Warthin's tumor

From Wikipedia, the free encyclopedia
  (Redirected from Adenolymphoma)
Jump to: navigation, search
Warthin's tumor
Synonyms Warthin tumour, monomorphic adenoma, adenolymphoma
Warthin's tumor.jpg
This Warthin's tumor presented as a parotid mass in a middle-aged male, who underwent superficial parotidectomy. The tumor, at the right of the image, is well-demarcated from the adjacent parotid tissue and tends to shell out from it.
Classification and external resources
Specialty oncology
ICD-10 D11
ICD-9-CM 210.2
ICD-O 8561/0
DiseasesDB 31941
eMedicine plastic/371
MeSH D000235
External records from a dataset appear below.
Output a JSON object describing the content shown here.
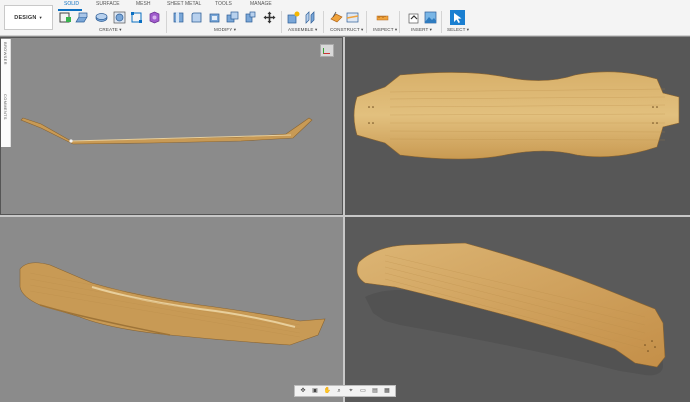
{
  "workspace": {
    "label": "DESIGN"
  },
  "tabs": [
    {
      "label": "SOLID",
      "active": true
    },
    {
      "label": "SURFACE"
    },
    {
      "label": "MESH"
    },
    {
      "label": "SHEET METAL"
    },
    {
      "label": "TOOLS"
    },
    {
      "label": "MANAGE"
    }
  ],
  "groups": {
    "create": "CREATE ▾",
    "modify": "MODIFY ▾",
    "assemble": "ASSEMBLE ▾",
    "construct": "CONSTRUCT ▾",
    "inspect": "INSPECT ▾",
    "insert": "INSERT ▾",
    "select": "SELECT ▾"
  },
  "side_panel": {
    "browser": "BROWSER",
    "comments": "COMMENTS"
  },
  "colors": {
    "accent": "#0a6fc2",
    "wood": "#c89a55",
    "wood_light": "#ddb877"
  },
  "icons": [
    "new-component-icon",
    "extrude-icon",
    "revolve-icon",
    "sketch-icon",
    "form-icon",
    "press-pull-icon",
    "fillet-icon",
    "shell-icon",
    "scale-icon",
    "move-icon",
    "new-joint-icon",
    "joint-icon",
    "offset-plane-icon",
    "section-analysis-icon",
    "measure-icon",
    "insert-mesh-icon",
    "insert-canvas-icon",
    "select-icon"
  ],
  "nav_bar": [
    "orbit-icon",
    "look-at-icon",
    "pan-icon",
    "zoom-icon",
    "fit-icon",
    "display-mode-icon",
    "visual-style-icon",
    "grid-icon"
  ]
}
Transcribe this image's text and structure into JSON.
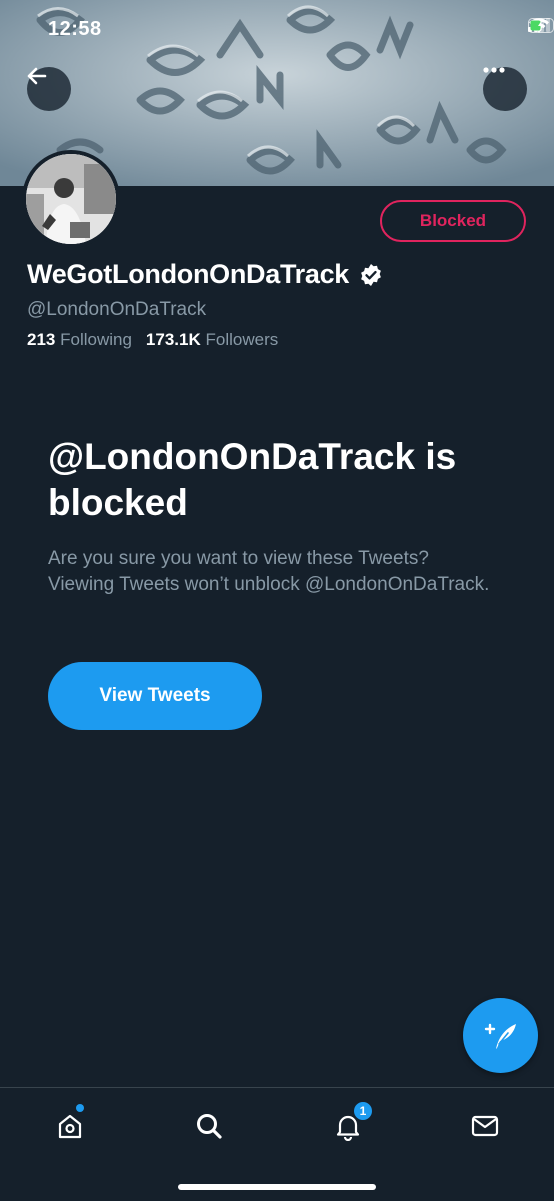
{
  "status_bar": {
    "time": "12:58"
  },
  "profile": {
    "blocked_label": "Blocked",
    "display_name": "WeGotLondonOnDaTrack",
    "handle": "@LondonOnDaTrack",
    "following_count": "213",
    "following_label": "Following",
    "followers_count": "173.1K",
    "followers_label": "Followers",
    "verified": true
  },
  "blocked_notice": {
    "title": "@LondonOnDaTrack is blocked",
    "description": "Are you sure you want to view these Tweets? Viewing Tweets won’t unblock @LondonOnDaTrack.",
    "view_button_label": "View Tweets"
  },
  "tab_bar": {
    "items": [
      {
        "name": "home",
        "icon": "home-icon",
        "has_dot": true
      },
      {
        "name": "search",
        "icon": "search-icon"
      },
      {
        "name": "notifications",
        "icon": "bell-icon",
        "badge": "1"
      },
      {
        "name": "messages",
        "icon": "envelope-icon"
      }
    ]
  },
  "colors": {
    "background": "#15202b",
    "accent": "#1d9bf0",
    "blocked_red": "#e0245e",
    "secondary_text": "#8899a6"
  }
}
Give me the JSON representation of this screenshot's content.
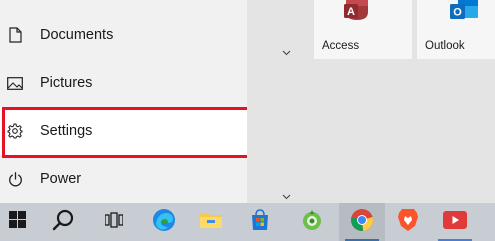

Warthin's tumor, also known as papillary cystadenoma lymphomatosum, is a benign cystic tumor of the salivary glands containing abundant lymphocytes and germinal centers (lymph node-like stroma). It is named for pathologist Aldred Scott Warthin, who described two cases in 1929.[1]

Video explanation

Signs and symptoms[edit]

Warthin's tumor primarily affects older individuals (age 60–70 years). There is a slight male predilection according to recent studies. The tumor is slow growing, painless, and usually appears in the tail of the parotid gland near the angle of the mandible. In 5–14% of cases, Warthin's tumor is bilateral, but the two masses usually are at different times. Warthin's tumor is highly unlikely to become malignant.

Locations[edit]

The gland most likely affected is the parotid gland. In fact, it is the only tumor virtually restricted to the parotid gland. Though much less likely to occur than pleomorphic adenoma, Warthin's tumor is the second most common benign parotid tumor.

Cause[edit]

Its cause is unknown, but there is a strong association with cigarette smoking. Smokers are at 8 times greater risk of developing Warthin's tumor than the general population.[2]

Diagnosis[edit]

The appearance of this tumor under the microscope is unique. There are cystic spaces surrounded by two uniform rows of epithelial cells with centrally placed pyknotic nuclei. The cystic spaces have epithelium referred to as papillary infoldings that protrude into them. Additionally, the epithelium has lymphoid stroma with germinal center formation.

The differential diagnosis includes sebaceous lymphadenoma and oncocytoma.

Treatment[edit]

Most of these tumors are treated with surgical removal. It is non recurrent.

See also[edit]

References[edit]

  1. ^ Witt, Robert L., ed. (2005). "Chapter 9 "Benign tumors, cysts, and tumor-like conditions of the salivary glands". Salivary Gland Diseases: Surgical and Medical Management. New York: Thieme Medical Publishers. p. 123. ISBN 1-58890-414-8. 
  2. ^ Kumar V, Abbas AK, Fausto N (2005). Robbins and Cotran pathologic basis of disease (7th ed.). St. Louis, MO: Elsevier Saunders. ISBN 0-7216-0187-1. 

Additional sources[edit]

  • Kahn, Michael A. Basic Oral and Maxillofacial Pathology. Volume 1. 2001.

External links[edit]